Using the records below, filter out every line that lacks "Number" and copy the rest.

-- Material for this task follows --

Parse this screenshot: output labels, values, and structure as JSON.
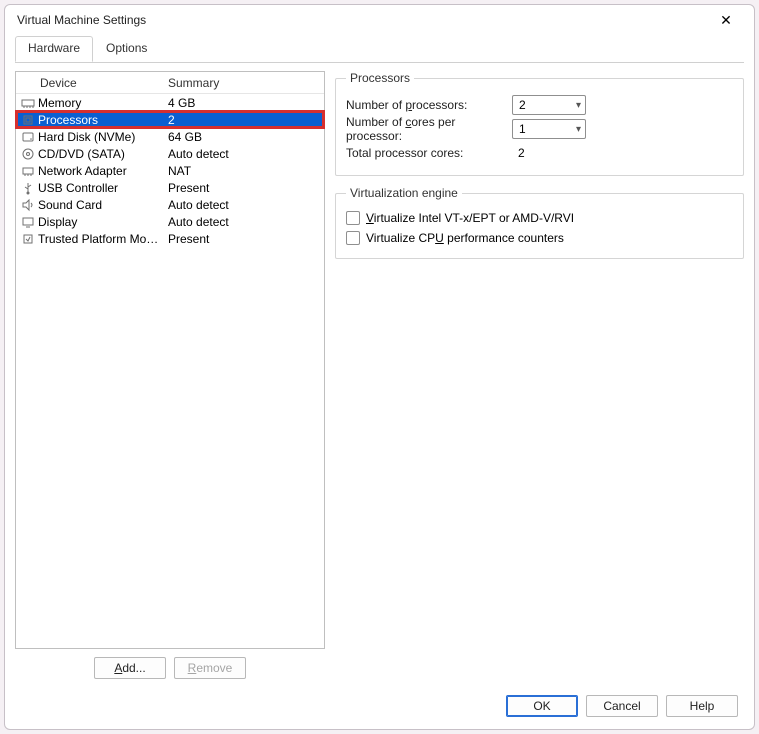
{
  "window": {
    "title": "Virtual Machine Settings"
  },
  "tabs": {
    "hardware": "Hardware",
    "options": "Options"
  },
  "list": {
    "header_device": "Device",
    "header_summary": "Summary",
    "rows": [
      {
        "icon": "memory-icon",
        "device": "Memory",
        "summary": "4 GB",
        "selected": false
      },
      {
        "icon": "cpu-icon",
        "device": "Processors",
        "summary": "2",
        "selected": true
      },
      {
        "icon": "hdd-icon",
        "device": "Hard Disk (NVMe)",
        "summary": "64 GB",
        "selected": false
      },
      {
        "icon": "disc-icon",
        "device": "CD/DVD (SATA)",
        "summary": "Auto detect",
        "selected": false
      },
      {
        "icon": "nic-icon",
        "device": "Network Adapter",
        "summary": "NAT",
        "selected": false
      },
      {
        "icon": "usb-icon",
        "device": "USB Controller",
        "summary": "Present",
        "selected": false
      },
      {
        "icon": "sound-icon",
        "device": "Sound Card",
        "summary": "Auto detect",
        "selected": false
      },
      {
        "icon": "display-icon",
        "device": "Display",
        "summary": "Auto detect",
        "selected": false
      },
      {
        "icon": "tpm-icon",
        "device": "Trusted Platform Mo…",
        "summary": "Present",
        "selected": false
      }
    ]
  },
  "buttons": {
    "add": "Add...",
    "remove": "Remove",
    "ok": "OK",
    "cancel": "Cancel",
    "help": "Help"
  },
  "procs": {
    "legend": "Processors",
    "num_processors_label_pre": "Number of ",
    "num_processors_label_u": "p",
    "num_processors_label_post": "rocessors:",
    "num_processors_value": "2",
    "cores_label_pre": "Number of ",
    "cores_label_u": "c",
    "cores_label_post": "ores per processor:",
    "cores_value": "1",
    "total_label": "Total processor cores:",
    "total_value": "2"
  },
  "virt": {
    "legend": "Virtualization engine",
    "vtx_pre": "",
    "vtx_u": "V",
    "vtx_post": "irtualize Intel VT-x/EPT or AMD-V/RVI",
    "perf_pre": "Virtualize CP",
    "perf_u": "U",
    "perf_post": " performance counters"
  }
}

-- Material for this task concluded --

-- Answer space --
    "num_processors_label_pre": "Number of ",
    "cores_label_pre": "Number of ",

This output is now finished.